Stored data:

====================

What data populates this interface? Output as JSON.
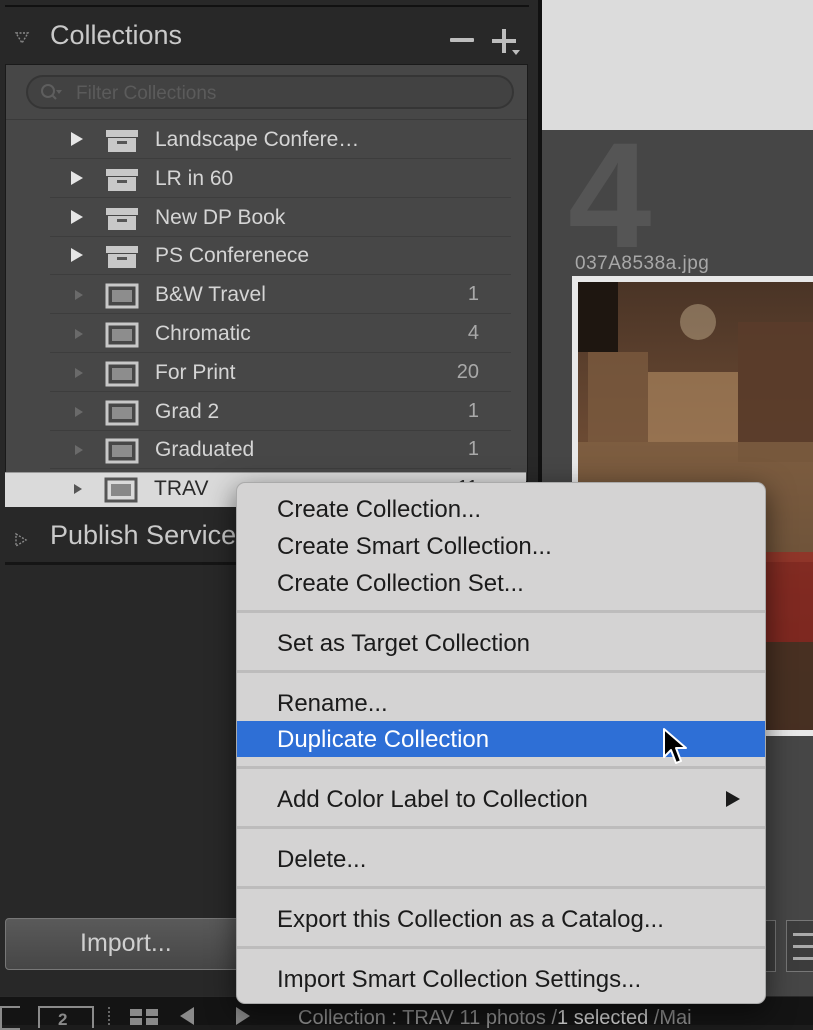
{
  "collections_panel": {
    "title": "Collections",
    "filter_placeholder": "Filter Collections",
    "rows": [
      {
        "name": "Landscape Confere…",
        "count": "",
        "type": "set"
      },
      {
        "name": "LR in 60",
        "count": "",
        "type": "set"
      },
      {
        "name": "New DP Book",
        "count": "",
        "type": "set"
      },
      {
        "name": "PS Conferenece",
        "count": "",
        "type": "set"
      },
      {
        "name": "B&W Travel",
        "count": "1",
        "type": "collection"
      },
      {
        "name": "Chromatic",
        "count": "4",
        "type": "collection"
      },
      {
        "name": "For Print",
        "count": "20",
        "type": "collection"
      },
      {
        "name": "Grad 2",
        "count": "1",
        "type": "collection"
      },
      {
        "name": "Graduated",
        "count": "1",
        "type": "collection"
      }
    ],
    "selected_row": {
      "name": "TRAV",
      "count": "11"
    }
  },
  "publish_panel": {
    "title": "Publish Services"
  },
  "import_button": "Import...",
  "grid": {
    "cell_number": "4",
    "filename": "037A8538a.jpg"
  },
  "bottom_bar": {
    "page_box": "2",
    "status_prefix": "Collection : TRAV    11 photos /",
    "status_selected": "1 selected",
    "status_suffix": " /Mai"
  },
  "context_menu": {
    "items": [
      "Create Collection...",
      "Create Smart Collection...",
      "Create Collection Set...",
      "Set as Target Collection",
      "Rename...",
      "Duplicate Collection",
      "Add Color Label to Collection",
      "Delete...",
      "Export this Collection as a Catalog...",
      "Import Smart Collection Settings..."
    ],
    "highlighted_item": "Duplicate Collection",
    "highlight_color": "#2e6fd6"
  }
}
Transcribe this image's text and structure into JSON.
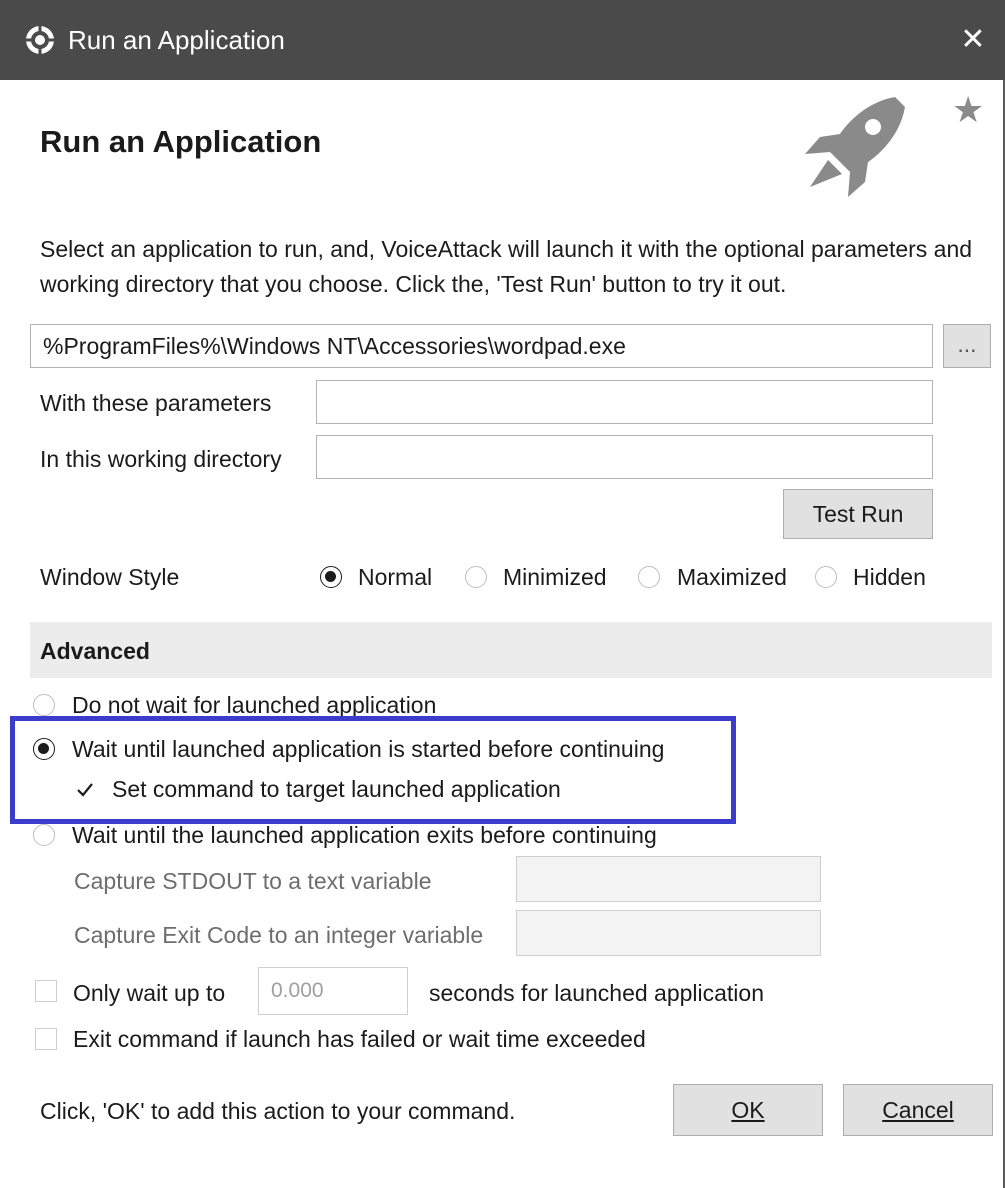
{
  "window": {
    "title": "Run an Application",
    "close_glyph": "✕",
    "icon": "voiceattack-gear-icon",
    "star_glyph": "★"
  },
  "header": {
    "heading": "Run an Application",
    "icon": "rocket-icon",
    "star_icon": "star-icon"
  },
  "description": "Select an application to run, and, VoiceAttack will launch it with the optional parameters and working directory that you choose.  Click the, 'Test Run' button to try it out.",
  "app_path": {
    "value": "%ProgramFiles%\\Windows NT\\Accessories\\wordpad.exe",
    "browse_label": "..."
  },
  "parameters": {
    "label": "With these parameters",
    "value": ""
  },
  "working_dir": {
    "label": "In this working directory",
    "value": ""
  },
  "test_run_label": "Test Run",
  "window_style": {
    "label": "Window Style",
    "options": [
      "Normal",
      "Minimized",
      "Maximized",
      "Hidden"
    ],
    "selected": "Normal"
  },
  "advanced": {
    "heading": "Advanced",
    "options": [
      "Do not wait for launched application",
      "Wait until launched application is started before continuing",
      "Wait until the launched application exits before continuing"
    ],
    "selected": "Wait until launched application is started before continuing",
    "set_target_label": "Set command to target launched application",
    "set_target_checked": true,
    "capture_stdout_label": "Capture STDOUT to a text variable",
    "capture_exit_label": "Capture Exit Code to an integer variable",
    "only_wait_label": "Only wait up to",
    "only_wait_value": "0.000",
    "only_wait_suffix": "seconds for launched application",
    "exit_command_label": "Exit command if launch has failed or wait time exceeded"
  },
  "footer": {
    "hint": "Click, 'OK' to add this action to your command.",
    "ok_label": "OK",
    "cancel_label": "Cancel"
  },
  "colors": {
    "titlebar": "#4a4a4a",
    "highlight": "#3b3bcc",
    "advanced_bar": "#ececec"
  }
}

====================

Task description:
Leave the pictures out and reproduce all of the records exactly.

Task solution:
What data populates this interface? Output as JSON.
{
  "collections_panel": {
    "title": "Collections",
    "filter_placeholder": "Filter Collections",
    "rows": [
      {
        "name": "Landscape Confere…",
        "count": "",
        "type": "set"
      },
      {
        "name": "LR in 60",
        "count": "",
        "type": "set"
      },
      {
        "name": "New DP Book",
        "count": "",
        "type": "set"
      },
      {
        "name": "PS Conferenece",
        "count": "",
        "type": "set"
      },
      {
        "name": "B&W Travel",
        "count": "1",
        "type": "collection"
      },
      {
        "name": "Chromatic",
        "count": "4",
        "type": "collection"
      },
      {
        "name": "For Print",
        "count": "20",
        "type": "collection"
      },
      {
        "name": "Grad 2",
        "count": "1",
        "type": "collection"
      },
      {
        "name": "Graduated",
        "count": "1",
        "type": "collection"
      }
    ],
    "selected_row": {
      "name": "TRAV",
      "count": "11"
    }
  },
  "publish_panel": {
    "title": "Publish Services"
  },
  "import_button": "Import...",
  "grid": {
    "cell_number": "4",
    "filename": "037A8538a.jpg"
  },
  "bottom_bar": {
    "page_box": "2",
    "status_prefix": "Collection : TRAV    11 photos /",
    "status_selected": "1 selected",
    "status_suffix": " /Mai"
  },
  "context_menu": {
    "items": [
      "Create Collection...",
      "Create Smart Collection...",
      "Create Collection Set...",
      "Set as Target Collection",
      "Rename...",
      "Duplicate Collection",
      "Add Color Label to Collection",
      "Delete...",
      "Export this Collection as a Catalog...",
      "Import Smart Collection Settings..."
    ],
    "highlighted_item": "Duplicate Collection",
    "highlight_color": "#2e6fd6"
  }
}
Transcribe this image's text and structure into JSON.
{
  "window": {
    "title": "Run an Application",
    "close_glyph": "✕",
    "icon": "voiceattack-gear-icon",
    "star_glyph": "★"
  },
  "header": {
    "heading": "Run an Application",
    "icon": "rocket-icon",
    "star_icon": "star-icon"
  },
  "description": "Select an application to run, and, VoiceAttack will launch it with the optional parameters and working directory that you choose.  Click the, 'Test Run' button to try it out.",
  "app_path": {
    "value": "%ProgramFiles%\\Windows NT\\Accessories\\wordpad.exe",
    "browse_label": "..."
  },
  "parameters": {
    "label": "With these parameters",
    "value": ""
  },
  "working_dir": {
    "label": "In this working directory",
    "value": ""
  },
  "test_run_label": "Test Run",
  "window_style": {
    "label": "Window Style",
    "options": [
      "Normal",
      "Minimized",
      "Maximized",
      "Hidden"
    ],
    "selected": "Normal"
  },
  "advanced": {
    "heading": "Advanced",
    "options": [
      "Do not wait for launched application",
      "Wait until launched application is started before continuing",
      "Wait until the launched application exits before continuing"
    ],
    "selected": "Wait until launched application is started before continuing",
    "set_target_label": "Set command to target launched application",
    "set_target_checked": true,
    "capture_stdout_label": "Capture STDOUT to a text variable",
    "capture_exit_label": "Capture Exit Code to an integer variable",
    "only_wait_label": "Only wait up to",
    "only_wait_value": "0.000",
    "only_wait_suffix": "seconds for launched application",
    "exit_command_label": "Exit command if launch has failed or wait time exceeded"
  },
  "footer": {
    "hint": "Click, 'OK' to add this action to your command.",
    "ok_label": "OK",
    "cancel_label": "Cancel"
  },
  "colors": {
    "titlebar": "#4a4a4a",
    "highlight": "#3b3bcc",
    "advanced_bar": "#ececec"
  }
}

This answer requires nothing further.